▶ **What this task involves**
Lines containing the word "data": say how many there are in the listing, with only the number as the answer.
:::::
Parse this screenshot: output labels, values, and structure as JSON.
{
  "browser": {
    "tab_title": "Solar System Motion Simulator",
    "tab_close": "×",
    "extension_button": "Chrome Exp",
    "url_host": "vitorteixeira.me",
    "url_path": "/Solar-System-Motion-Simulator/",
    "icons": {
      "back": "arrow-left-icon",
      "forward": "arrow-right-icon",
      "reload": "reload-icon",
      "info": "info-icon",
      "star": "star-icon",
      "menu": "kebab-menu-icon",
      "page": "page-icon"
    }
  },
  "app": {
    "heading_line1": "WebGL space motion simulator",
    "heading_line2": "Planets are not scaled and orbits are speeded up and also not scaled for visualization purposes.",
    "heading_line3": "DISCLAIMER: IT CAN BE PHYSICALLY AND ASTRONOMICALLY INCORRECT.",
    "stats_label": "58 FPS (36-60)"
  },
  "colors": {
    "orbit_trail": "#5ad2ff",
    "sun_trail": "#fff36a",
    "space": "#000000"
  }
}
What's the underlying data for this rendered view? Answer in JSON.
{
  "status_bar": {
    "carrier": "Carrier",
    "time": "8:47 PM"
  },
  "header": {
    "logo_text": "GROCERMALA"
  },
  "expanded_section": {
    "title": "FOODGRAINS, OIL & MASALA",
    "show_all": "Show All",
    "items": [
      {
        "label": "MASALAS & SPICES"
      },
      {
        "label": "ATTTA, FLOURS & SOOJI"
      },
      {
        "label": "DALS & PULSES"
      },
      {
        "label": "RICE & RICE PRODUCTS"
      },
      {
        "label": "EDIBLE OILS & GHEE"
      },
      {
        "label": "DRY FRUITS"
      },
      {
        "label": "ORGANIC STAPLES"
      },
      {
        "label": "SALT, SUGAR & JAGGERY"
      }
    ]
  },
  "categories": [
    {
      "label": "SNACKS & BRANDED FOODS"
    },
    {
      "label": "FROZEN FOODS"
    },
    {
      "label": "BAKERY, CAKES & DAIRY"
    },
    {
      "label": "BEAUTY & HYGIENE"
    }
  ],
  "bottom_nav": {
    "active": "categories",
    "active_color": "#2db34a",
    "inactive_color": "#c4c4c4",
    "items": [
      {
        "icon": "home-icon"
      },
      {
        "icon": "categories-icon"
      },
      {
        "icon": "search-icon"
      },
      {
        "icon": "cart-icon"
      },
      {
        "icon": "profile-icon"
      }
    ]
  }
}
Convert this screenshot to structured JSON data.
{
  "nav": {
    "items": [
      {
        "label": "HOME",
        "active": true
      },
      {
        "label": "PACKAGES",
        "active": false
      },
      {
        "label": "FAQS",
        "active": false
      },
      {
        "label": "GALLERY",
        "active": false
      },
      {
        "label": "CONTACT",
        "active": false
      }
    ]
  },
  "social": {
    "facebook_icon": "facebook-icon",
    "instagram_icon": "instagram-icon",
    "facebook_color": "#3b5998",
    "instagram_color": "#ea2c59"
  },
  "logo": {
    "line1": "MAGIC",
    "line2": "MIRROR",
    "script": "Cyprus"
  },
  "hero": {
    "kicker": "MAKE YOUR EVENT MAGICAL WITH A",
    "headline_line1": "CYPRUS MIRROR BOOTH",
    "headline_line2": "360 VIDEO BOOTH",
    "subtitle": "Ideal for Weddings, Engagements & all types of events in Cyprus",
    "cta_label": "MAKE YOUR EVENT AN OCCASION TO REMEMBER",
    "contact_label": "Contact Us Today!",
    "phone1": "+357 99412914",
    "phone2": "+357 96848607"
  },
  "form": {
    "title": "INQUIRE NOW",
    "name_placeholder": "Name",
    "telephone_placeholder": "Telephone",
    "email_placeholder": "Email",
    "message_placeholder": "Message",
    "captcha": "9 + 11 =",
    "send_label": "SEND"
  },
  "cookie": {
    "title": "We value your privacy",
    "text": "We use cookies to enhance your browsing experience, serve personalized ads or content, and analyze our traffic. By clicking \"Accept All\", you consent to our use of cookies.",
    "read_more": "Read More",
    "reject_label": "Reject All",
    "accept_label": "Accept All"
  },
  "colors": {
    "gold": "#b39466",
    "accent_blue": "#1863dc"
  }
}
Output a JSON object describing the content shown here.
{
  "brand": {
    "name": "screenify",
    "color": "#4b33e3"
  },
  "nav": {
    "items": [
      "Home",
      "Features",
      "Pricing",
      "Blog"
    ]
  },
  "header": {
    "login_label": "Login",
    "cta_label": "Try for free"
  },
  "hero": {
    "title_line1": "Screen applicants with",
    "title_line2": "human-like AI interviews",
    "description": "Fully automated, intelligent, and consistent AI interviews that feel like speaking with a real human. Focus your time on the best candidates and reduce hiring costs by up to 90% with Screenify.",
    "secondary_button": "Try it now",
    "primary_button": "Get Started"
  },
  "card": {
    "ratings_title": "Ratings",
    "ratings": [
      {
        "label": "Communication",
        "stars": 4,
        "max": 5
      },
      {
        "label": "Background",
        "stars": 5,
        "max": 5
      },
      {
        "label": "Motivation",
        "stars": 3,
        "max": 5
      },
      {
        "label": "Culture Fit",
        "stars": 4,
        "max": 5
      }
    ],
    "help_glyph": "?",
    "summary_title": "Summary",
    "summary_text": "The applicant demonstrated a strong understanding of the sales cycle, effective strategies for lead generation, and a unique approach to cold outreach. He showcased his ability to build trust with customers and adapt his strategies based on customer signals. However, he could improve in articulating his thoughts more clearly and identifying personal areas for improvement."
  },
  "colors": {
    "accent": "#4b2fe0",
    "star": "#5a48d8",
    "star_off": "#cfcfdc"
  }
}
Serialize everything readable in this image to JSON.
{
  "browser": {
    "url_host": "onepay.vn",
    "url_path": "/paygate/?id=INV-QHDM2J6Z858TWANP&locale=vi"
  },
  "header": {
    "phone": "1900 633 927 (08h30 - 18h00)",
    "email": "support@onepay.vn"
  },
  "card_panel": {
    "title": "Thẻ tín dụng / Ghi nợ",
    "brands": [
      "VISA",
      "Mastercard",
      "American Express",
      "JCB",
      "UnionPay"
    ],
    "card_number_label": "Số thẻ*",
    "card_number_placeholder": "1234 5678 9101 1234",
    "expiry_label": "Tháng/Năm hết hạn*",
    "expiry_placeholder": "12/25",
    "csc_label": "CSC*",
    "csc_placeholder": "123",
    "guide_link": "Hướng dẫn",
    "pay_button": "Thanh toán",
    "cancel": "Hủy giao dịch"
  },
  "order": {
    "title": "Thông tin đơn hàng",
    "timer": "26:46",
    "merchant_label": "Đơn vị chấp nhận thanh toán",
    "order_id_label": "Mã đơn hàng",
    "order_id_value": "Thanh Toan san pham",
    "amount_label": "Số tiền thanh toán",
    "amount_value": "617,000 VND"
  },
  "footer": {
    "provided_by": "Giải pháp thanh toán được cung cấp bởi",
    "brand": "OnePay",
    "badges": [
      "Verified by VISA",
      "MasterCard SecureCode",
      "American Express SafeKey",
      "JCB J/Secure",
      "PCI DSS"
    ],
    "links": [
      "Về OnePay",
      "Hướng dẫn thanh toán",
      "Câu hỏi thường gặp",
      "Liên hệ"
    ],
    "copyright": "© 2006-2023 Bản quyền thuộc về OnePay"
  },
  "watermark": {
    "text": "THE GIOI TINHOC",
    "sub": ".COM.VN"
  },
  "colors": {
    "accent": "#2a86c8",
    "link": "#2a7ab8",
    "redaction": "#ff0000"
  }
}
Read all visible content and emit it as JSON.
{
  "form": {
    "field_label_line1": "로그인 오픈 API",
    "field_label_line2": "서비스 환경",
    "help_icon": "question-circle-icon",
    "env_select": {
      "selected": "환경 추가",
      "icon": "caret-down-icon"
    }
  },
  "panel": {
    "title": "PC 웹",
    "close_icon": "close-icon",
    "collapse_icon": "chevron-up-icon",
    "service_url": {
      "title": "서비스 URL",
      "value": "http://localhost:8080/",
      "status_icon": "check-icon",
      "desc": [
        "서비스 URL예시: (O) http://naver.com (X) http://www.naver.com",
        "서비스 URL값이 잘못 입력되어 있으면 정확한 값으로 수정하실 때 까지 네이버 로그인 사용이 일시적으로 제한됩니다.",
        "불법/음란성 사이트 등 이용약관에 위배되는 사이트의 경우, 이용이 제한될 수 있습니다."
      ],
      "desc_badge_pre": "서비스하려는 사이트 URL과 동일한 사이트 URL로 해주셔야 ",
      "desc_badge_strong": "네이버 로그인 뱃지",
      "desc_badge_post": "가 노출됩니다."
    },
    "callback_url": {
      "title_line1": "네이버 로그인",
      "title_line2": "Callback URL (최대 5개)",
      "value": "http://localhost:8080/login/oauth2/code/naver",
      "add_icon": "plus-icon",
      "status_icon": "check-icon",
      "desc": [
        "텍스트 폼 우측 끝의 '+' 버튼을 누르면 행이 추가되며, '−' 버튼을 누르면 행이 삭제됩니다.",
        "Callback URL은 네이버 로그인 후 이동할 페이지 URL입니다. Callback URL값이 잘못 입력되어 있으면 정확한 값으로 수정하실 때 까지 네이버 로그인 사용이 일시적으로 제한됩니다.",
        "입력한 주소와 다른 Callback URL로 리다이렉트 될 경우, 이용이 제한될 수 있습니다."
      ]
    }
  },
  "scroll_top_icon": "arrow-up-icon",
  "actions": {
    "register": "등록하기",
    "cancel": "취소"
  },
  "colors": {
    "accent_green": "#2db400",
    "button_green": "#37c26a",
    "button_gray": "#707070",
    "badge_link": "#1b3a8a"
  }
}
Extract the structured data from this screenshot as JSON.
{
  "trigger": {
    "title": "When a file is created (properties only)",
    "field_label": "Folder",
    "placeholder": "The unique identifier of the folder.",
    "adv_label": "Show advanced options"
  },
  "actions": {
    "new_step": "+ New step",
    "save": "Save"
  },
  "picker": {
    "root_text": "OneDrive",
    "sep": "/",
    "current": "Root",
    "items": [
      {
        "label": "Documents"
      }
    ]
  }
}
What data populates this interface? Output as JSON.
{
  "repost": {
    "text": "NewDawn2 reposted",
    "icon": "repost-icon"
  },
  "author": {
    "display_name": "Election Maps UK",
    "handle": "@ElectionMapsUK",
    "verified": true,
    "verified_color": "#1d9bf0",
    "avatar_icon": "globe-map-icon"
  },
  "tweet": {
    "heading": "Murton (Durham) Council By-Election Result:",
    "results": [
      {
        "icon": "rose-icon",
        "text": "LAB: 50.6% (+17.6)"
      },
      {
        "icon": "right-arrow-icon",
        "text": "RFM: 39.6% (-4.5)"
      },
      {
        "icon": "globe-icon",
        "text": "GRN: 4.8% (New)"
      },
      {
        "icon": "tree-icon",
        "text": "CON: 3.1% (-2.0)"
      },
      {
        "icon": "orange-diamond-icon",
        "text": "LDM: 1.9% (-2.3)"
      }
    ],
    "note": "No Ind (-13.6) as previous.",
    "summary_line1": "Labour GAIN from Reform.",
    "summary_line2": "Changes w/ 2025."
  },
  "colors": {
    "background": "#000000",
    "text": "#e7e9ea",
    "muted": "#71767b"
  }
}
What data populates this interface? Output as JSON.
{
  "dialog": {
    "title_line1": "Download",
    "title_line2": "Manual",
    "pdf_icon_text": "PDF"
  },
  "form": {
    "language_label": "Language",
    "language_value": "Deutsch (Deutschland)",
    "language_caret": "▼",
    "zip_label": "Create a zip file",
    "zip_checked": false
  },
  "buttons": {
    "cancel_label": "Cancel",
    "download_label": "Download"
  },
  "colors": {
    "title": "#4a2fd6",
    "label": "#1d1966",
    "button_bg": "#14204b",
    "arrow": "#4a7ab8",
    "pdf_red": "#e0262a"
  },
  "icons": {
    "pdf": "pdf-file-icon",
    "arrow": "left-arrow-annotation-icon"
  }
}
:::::
▶ **Result for this task**
5